■ **Assignment**
Your task is to write out every line of the data exactly. Drop the pictures.

■ **Extracted records**

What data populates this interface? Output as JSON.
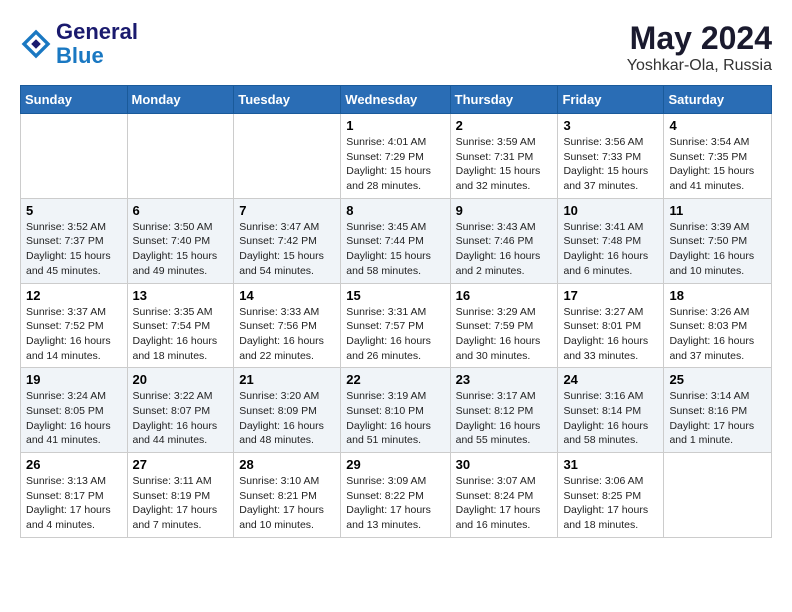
{
  "header": {
    "logo_line1": "General",
    "logo_line2": "Blue",
    "title": "May 2024",
    "subtitle": "Yoshkar-Ola, Russia"
  },
  "weekdays": [
    "Sunday",
    "Monday",
    "Tuesday",
    "Wednesday",
    "Thursday",
    "Friday",
    "Saturday"
  ],
  "weeks": [
    [
      {
        "day": "",
        "info": ""
      },
      {
        "day": "",
        "info": ""
      },
      {
        "day": "",
        "info": ""
      },
      {
        "day": "1",
        "info": "Sunrise: 4:01 AM\nSunset: 7:29 PM\nDaylight: 15 hours\nand 28 minutes."
      },
      {
        "day": "2",
        "info": "Sunrise: 3:59 AM\nSunset: 7:31 PM\nDaylight: 15 hours\nand 32 minutes."
      },
      {
        "day": "3",
        "info": "Sunrise: 3:56 AM\nSunset: 7:33 PM\nDaylight: 15 hours\nand 37 minutes."
      },
      {
        "day": "4",
        "info": "Sunrise: 3:54 AM\nSunset: 7:35 PM\nDaylight: 15 hours\nand 41 minutes."
      }
    ],
    [
      {
        "day": "5",
        "info": "Sunrise: 3:52 AM\nSunset: 7:37 PM\nDaylight: 15 hours\nand 45 minutes."
      },
      {
        "day": "6",
        "info": "Sunrise: 3:50 AM\nSunset: 7:40 PM\nDaylight: 15 hours\nand 49 minutes."
      },
      {
        "day": "7",
        "info": "Sunrise: 3:47 AM\nSunset: 7:42 PM\nDaylight: 15 hours\nand 54 minutes."
      },
      {
        "day": "8",
        "info": "Sunrise: 3:45 AM\nSunset: 7:44 PM\nDaylight: 15 hours\nand 58 minutes."
      },
      {
        "day": "9",
        "info": "Sunrise: 3:43 AM\nSunset: 7:46 PM\nDaylight: 16 hours\nand 2 minutes."
      },
      {
        "day": "10",
        "info": "Sunrise: 3:41 AM\nSunset: 7:48 PM\nDaylight: 16 hours\nand 6 minutes."
      },
      {
        "day": "11",
        "info": "Sunrise: 3:39 AM\nSunset: 7:50 PM\nDaylight: 16 hours\nand 10 minutes."
      }
    ],
    [
      {
        "day": "12",
        "info": "Sunrise: 3:37 AM\nSunset: 7:52 PM\nDaylight: 16 hours\nand 14 minutes."
      },
      {
        "day": "13",
        "info": "Sunrise: 3:35 AM\nSunset: 7:54 PM\nDaylight: 16 hours\nand 18 minutes."
      },
      {
        "day": "14",
        "info": "Sunrise: 3:33 AM\nSunset: 7:56 PM\nDaylight: 16 hours\nand 22 minutes."
      },
      {
        "day": "15",
        "info": "Sunrise: 3:31 AM\nSunset: 7:57 PM\nDaylight: 16 hours\nand 26 minutes."
      },
      {
        "day": "16",
        "info": "Sunrise: 3:29 AM\nSunset: 7:59 PM\nDaylight: 16 hours\nand 30 minutes."
      },
      {
        "day": "17",
        "info": "Sunrise: 3:27 AM\nSunset: 8:01 PM\nDaylight: 16 hours\nand 33 minutes."
      },
      {
        "day": "18",
        "info": "Sunrise: 3:26 AM\nSunset: 8:03 PM\nDaylight: 16 hours\nand 37 minutes."
      }
    ],
    [
      {
        "day": "19",
        "info": "Sunrise: 3:24 AM\nSunset: 8:05 PM\nDaylight: 16 hours\nand 41 minutes."
      },
      {
        "day": "20",
        "info": "Sunrise: 3:22 AM\nSunset: 8:07 PM\nDaylight: 16 hours\nand 44 minutes."
      },
      {
        "day": "21",
        "info": "Sunrise: 3:20 AM\nSunset: 8:09 PM\nDaylight: 16 hours\nand 48 minutes."
      },
      {
        "day": "22",
        "info": "Sunrise: 3:19 AM\nSunset: 8:10 PM\nDaylight: 16 hours\nand 51 minutes."
      },
      {
        "day": "23",
        "info": "Sunrise: 3:17 AM\nSunset: 8:12 PM\nDaylight: 16 hours\nand 55 minutes."
      },
      {
        "day": "24",
        "info": "Sunrise: 3:16 AM\nSunset: 8:14 PM\nDaylight: 16 hours\nand 58 minutes."
      },
      {
        "day": "25",
        "info": "Sunrise: 3:14 AM\nSunset: 8:16 PM\nDaylight: 17 hours\nand 1 minute."
      }
    ],
    [
      {
        "day": "26",
        "info": "Sunrise: 3:13 AM\nSunset: 8:17 PM\nDaylight: 17 hours\nand 4 minutes."
      },
      {
        "day": "27",
        "info": "Sunrise: 3:11 AM\nSunset: 8:19 PM\nDaylight: 17 hours\nand 7 minutes."
      },
      {
        "day": "28",
        "info": "Sunrise: 3:10 AM\nSunset: 8:21 PM\nDaylight: 17 hours\nand 10 minutes."
      },
      {
        "day": "29",
        "info": "Sunrise: 3:09 AM\nSunset: 8:22 PM\nDaylight: 17 hours\nand 13 minutes."
      },
      {
        "day": "30",
        "info": "Sunrise: 3:07 AM\nSunset: 8:24 PM\nDaylight: 17 hours\nand 16 minutes."
      },
      {
        "day": "31",
        "info": "Sunrise: 3:06 AM\nSunset: 8:25 PM\nDaylight: 17 hours\nand 18 minutes."
      },
      {
        "day": "",
        "info": ""
      }
    ]
  ]
}
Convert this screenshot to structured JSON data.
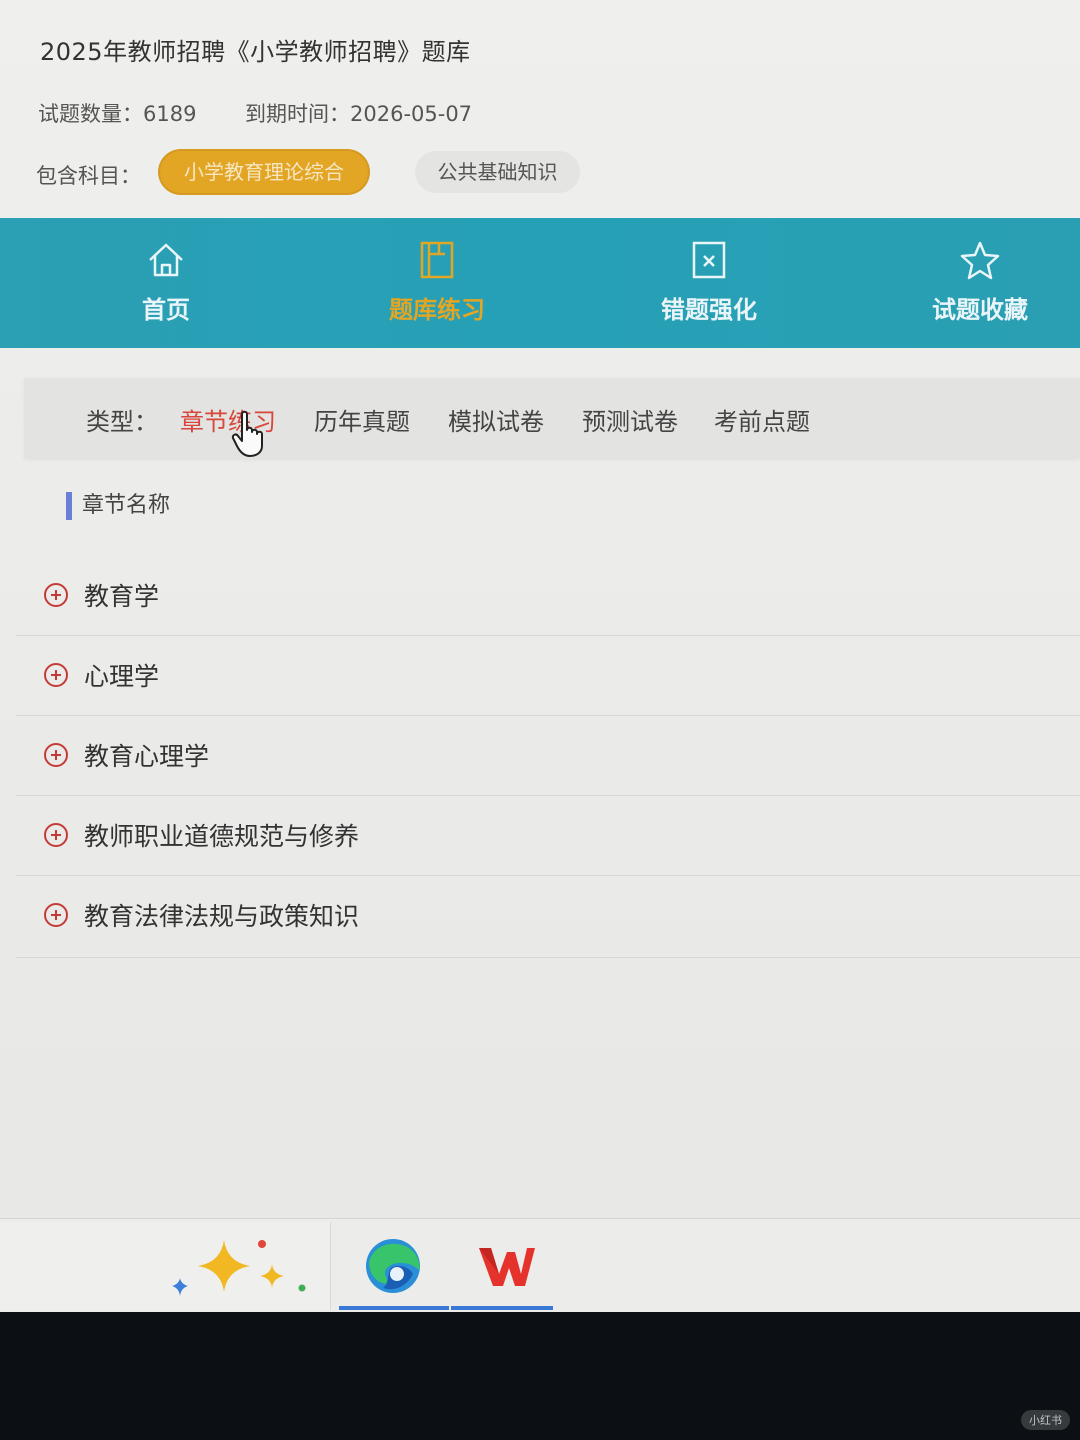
{
  "header": {
    "title": "2025年教师招聘《小学教师招聘》题库",
    "count_label": "试题数量：",
    "count_value": "6189",
    "expire_label": "到期时间：",
    "expire_value": "2026-05-07",
    "subjects_label": "包含科目：",
    "subjects": [
      "小学教育理论综合",
      "公共基础知识"
    ],
    "active_subject_color": "#e2a524"
  },
  "nav": {
    "bar_color": "#26a0b6",
    "items": [
      {
        "label": "首页",
        "icon": "home-icon"
      },
      {
        "label": "题库练习",
        "icon": "book-icon",
        "active": true
      },
      {
        "label": "错题强化",
        "icon": "wrong-answer-icon"
      },
      {
        "label": "试题收藏",
        "icon": "star-icon"
      }
    ]
  },
  "types": {
    "label": "类型：",
    "tabs": [
      "章节练习",
      "历年真题",
      "模拟试卷",
      "预测试卷",
      "考前点题"
    ],
    "active_color": "#d9463b"
  },
  "chapters": {
    "header": "章节名称",
    "items": [
      "教育学",
      "心理学",
      "教育心理学",
      "教师职业道德规范与修养",
      "教育法律法规与政策知识"
    ]
  },
  "taskbar": {
    "apps": [
      "sparkle-app-icon",
      "edge-browser-icon",
      "wps-office-icon"
    ]
  },
  "watermark": "小红书"
}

■ **Answer space**
What data populates this interface? Output as JSON.
{
  "header": {
    "logo_line1": "General",
    "logo_line2": "Blue",
    "title": "May 2024",
    "subtitle": "Yoshkar-Ola, Russia"
  },
  "weekdays": [
    "Sunday",
    "Monday",
    "Tuesday",
    "Wednesday",
    "Thursday",
    "Friday",
    "Saturday"
  ],
  "weeks": [
    [
      {
        "day": "",
        "info": ""
      },
      {
        "day": "",
        "info": ""
      },
      {
        "day": "",
        "info": ""
      },
      {
        "day": "1",
        "info": "Sunrise: 4:01 AM\nSunset: 7:29 PM\nDaylight: 15 hours\nand 28 minutes."
      },
      {
        "day": "2",
        "info": "Sunrise: 3:59 AM\nSunset: 7:31 PM\nDaylight: 15 hours\nand 32 minutes."
      },
      {
        "day": "3",
        "info": "Sunrise: 3:56 AM\nSunset: 7:33 PM\nDaylight: 15 hours\nand 37 minutes."
      },
      {
        "day": "4",
        "info": "Sunrise: 3:54 AM\nSunset: 7:35 PM\nDaylight: 15 hours\nand 41 minutes."
      }
    ],
    [
      {
        "day": "5",
        "info": "Sunrise: 3:52 AM\nSunset: 7:37 PM\nDaylight: 15 hours\nand 45 minutes."
      },
      {
        "day": "6",
        "info": "Sunrise: 3:50 AM\nSunset: 7:40 PM\nDaylight: 15 hours\nand 49 minutes."
      },
      {
        "day": "7",
        "info": "Sunrise: 3:47 AM\nSunset: 7:42 PM\nDaylight: 15 hours\nand 54 minutes."
      },
      {
        "day": "8",
        "info": "Sunrise: 3:45 AM\nSunset: 7:44 PM\nDaylight: 15 hours\nand 58 minutes."
      },
      {
        "day": "9",
        "info": "Sunrise: 3:43 AM\nSunset: 7:46 PM\nDaylight: 16 hours\nand 2 minutes."
      },
      {
        "day": "10",
        "info": "Sunrise: 3:41 AM\nSunset: 7:48 PM\nDaylight: 16 hours\nand 6 minutes."
      },
      {
        "day": "11",
        "info": "Sunrise: 3:39 AM\nSunset: 7:50 PM\nDaylight: 16 hours\nand 10 minutes."
      }
    ],
    [
      {
        "day": "12",
        "info": "Sunrise: 3:37 AM\nSunset: 7:52 PM\nDaylight: 16 hours\nand 14 minutes."
      },
      {
        "day": "13",
        "info": "Sunrise: 3:35 AM\nSunset: 7:54 PM\nDaylight: 16 hours\nand 18 minutes."
      },
      {
        "day": "14",
        "info": "Sunrise: 3:33 AM\nSunset: 7:56 PM\nDaylight: 16 hours\nand 22 minutes."
      },
      {
        "day": "15",
        "info": "Sunrise: 3:31 AM\nSunset: 7:57 PM\nDaylight: 16 hours\nand 26 minutes."
      },
      {
        "day": "16",
        "info": "Sunrise: 3:29 AM\nSunset: 7:59 PM\nDaylight: 16 hours\nand 30 minutes."
      },
      {
        "day": "17",
        "info": "Sunrise: 3:27 AM\nSunset: 8:01 PM\nDaylight: 16 hours\nand 33 minutes."
      },
      {
        "day": "18",
        "info": "Sunrise: 3:26 AM\nSunset: 8:03 PM\nDaylight: 16 hours\nand 37 minutes."
      }
    ],
    [
      {
        "day": "19",
        "info": "Sunrise: 3:24 AM\nSunset: 8:05 PM\nDaylight: 16 hours\nand 41 minutes."
      },
      {
        "day": "20",
        "info": "Sunrise: 3:22 AM\nSunset: 8:07 PM\nDaylight: 16 hours\nand 44 minutes."
      },
      {
        "day": "21",
        "info": "Sunrise: 3:20 AM\nSunset: 8:09 PM\nDaylight: 16 hours\nand 48 minutes."
      },
      {
        "day": "22",
        "info": "Sunrise: 3:19 AM\nSunset: 8:10 PM\nDaylight: 16 hours\nand 51 minutes."
      },
      {
        "day": "23",
        "info": "Sunrise: 3:17 AM\nSunset: 8:12 PM\nDaylight: 16 hours\nand 55 minutes."
      },
      {
        "day": "24",
        "info": "Sunrise: 3:16 AM\nSunset: 8:14 PM\nDaylight: 16 hours\nand 58 minutes."
      },
      {
        "day": "25",
        "info": "Sunrise: 3:14 AM\nSunset: 8:16 PM\nDaylight: 17 hours\nand 1 minute."
      }
    ],
    [
      {
        "day": "26",
        "info": "Sunrise: 3:13 AM\nSunset: 8:17 PM\nDaylight: 17 hours\nand 4 minutes."
      },
      {
        "day": "27",
        "info": "Sunrise: 3:11 AM\nSunset: 8:19 PM\nDaylight: 17 hours\nand 7 minutes."
      },
      {
        "day": "28",
        "info": "Sunrise: 3:10 AM\nSunset: 8:21 PM\nDaylight: 17 hours\nand 10 minutes."
      },
      {
        "day": "29",
        "info": "Sunrise: 3:09 AM\nSunset: 8:22 PM\nDaylight: 17 hours\nand 13 minutes."
      },
      {
        "day": "30",
        "info": "Sunrise: 3:07 AM\nSunset: 8:24 PM\nDaylight: 17 hours\nand 16 minutes."
      },
      {
        "day": "31",
        "info": "Sunrise: 3:06 AM\nSunset: 8:25 PM\nDaylight: 17 hours\nand 18 minutes."
      },
      {
        "day": "",
        "info": ""
      }
    ]
  ]
}
Convert this screenshot to structured JSON data.
{
  "header": {
    "title": "2025年教师招聘《小学教师招聘》题库",
    "count_label": "试题数量：",
    "count_value": "6189",
    "expire_label": "到期时间：",
    "expire_value": "2026-05-07",
    "subjects_label": "包含科目：",
    "subjects": [
      "小学教育理论综合",
      "公共基础知识"
    ],
    "active_subject_color": "#e2a524"
  },
  "nav": {
    "bar_color": "#26a0b6",
    "items": [
      {
        "label": "首页",
        "icon": "home-icon"
      },
      {
        "label": "题库练习",
        "icon": "book-icon",
        "active": true
      },
      {
        "label": "错题强化",
        "icon": "wrong-answer-icon"
      },
      {
        "label": "试题收藏",
        "icon": "star-icon"
      }
    ]
  },
  "types": {
    "label": "类型：",
    "tabs": [
      "章节练习",
      "历年真题",
      "模拟试卷",
      "预测试卷",
      "考前点题"
    ],
    "active_color": "#d9463b"
  },
  "chapters": {
    "header": "章节名称",
    "items": [
      "教育学",
      "心理学",
      "教育心理学",
      "教师职业道德规范与修养",
      "教育法律法规与政策知识"
    ]
  },
  "taskbar": {
    "apps": [
      "sparkle-app-icon",
      "edge-browser-icon",
      "wps-office-icon"
    ]
  },
  "watermark": "小红书"
}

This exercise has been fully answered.